(Website and app data records)
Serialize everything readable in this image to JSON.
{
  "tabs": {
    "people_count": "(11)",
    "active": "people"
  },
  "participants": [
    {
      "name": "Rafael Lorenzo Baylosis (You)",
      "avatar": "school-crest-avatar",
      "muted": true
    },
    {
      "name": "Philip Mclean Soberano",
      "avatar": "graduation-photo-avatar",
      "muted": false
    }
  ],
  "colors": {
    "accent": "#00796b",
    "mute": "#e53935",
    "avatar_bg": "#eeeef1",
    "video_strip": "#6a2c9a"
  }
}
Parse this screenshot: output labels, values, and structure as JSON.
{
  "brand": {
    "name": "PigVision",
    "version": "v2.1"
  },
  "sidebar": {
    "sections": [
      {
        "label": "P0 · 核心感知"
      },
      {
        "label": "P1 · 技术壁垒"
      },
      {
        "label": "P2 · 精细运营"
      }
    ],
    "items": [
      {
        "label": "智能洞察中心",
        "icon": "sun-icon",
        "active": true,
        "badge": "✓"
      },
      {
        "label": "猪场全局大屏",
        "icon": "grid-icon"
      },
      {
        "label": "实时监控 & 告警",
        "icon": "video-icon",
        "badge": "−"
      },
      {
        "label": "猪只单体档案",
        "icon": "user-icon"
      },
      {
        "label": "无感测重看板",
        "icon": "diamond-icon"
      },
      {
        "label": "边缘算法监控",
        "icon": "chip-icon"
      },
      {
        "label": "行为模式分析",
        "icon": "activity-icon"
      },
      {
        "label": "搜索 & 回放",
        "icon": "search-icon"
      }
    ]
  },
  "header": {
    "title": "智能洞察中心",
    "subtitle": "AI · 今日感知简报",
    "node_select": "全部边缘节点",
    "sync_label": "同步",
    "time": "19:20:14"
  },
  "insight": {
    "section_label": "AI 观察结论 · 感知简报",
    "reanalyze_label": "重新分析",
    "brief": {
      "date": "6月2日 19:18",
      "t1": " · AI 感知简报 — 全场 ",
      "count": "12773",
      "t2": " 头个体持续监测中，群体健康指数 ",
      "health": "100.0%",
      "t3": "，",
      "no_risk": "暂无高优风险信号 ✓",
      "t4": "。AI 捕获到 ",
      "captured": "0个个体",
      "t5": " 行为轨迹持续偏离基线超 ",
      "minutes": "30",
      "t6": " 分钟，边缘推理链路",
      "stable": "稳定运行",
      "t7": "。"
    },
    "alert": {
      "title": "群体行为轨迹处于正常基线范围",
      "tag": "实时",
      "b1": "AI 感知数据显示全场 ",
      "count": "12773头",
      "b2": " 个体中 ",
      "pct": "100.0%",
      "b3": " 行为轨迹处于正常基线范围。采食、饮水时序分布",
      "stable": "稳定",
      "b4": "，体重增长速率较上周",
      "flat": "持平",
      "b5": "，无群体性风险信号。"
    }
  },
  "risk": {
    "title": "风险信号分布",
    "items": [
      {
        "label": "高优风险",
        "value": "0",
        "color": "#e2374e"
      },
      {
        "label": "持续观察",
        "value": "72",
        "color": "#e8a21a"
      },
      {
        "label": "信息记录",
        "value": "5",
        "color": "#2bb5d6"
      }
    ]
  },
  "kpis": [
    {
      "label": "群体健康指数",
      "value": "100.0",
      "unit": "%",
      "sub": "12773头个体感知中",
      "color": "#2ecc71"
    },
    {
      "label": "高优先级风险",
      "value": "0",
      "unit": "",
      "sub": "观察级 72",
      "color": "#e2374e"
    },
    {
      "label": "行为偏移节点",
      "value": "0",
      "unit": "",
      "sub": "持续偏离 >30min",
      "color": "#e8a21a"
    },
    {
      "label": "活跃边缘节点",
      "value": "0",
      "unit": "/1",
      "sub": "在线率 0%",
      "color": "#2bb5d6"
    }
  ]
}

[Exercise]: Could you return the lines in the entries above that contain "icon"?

[Exercise solution]:
        "icon": "sun-icon",
        "icon": "grid-icon"
        "icon": "video-icon",
        "icon": "user-icon"
        "icon": "diamond-icon"
        "icon": "chip-icon"
        "icon": "activity-icon"
        "icon": "search-icon"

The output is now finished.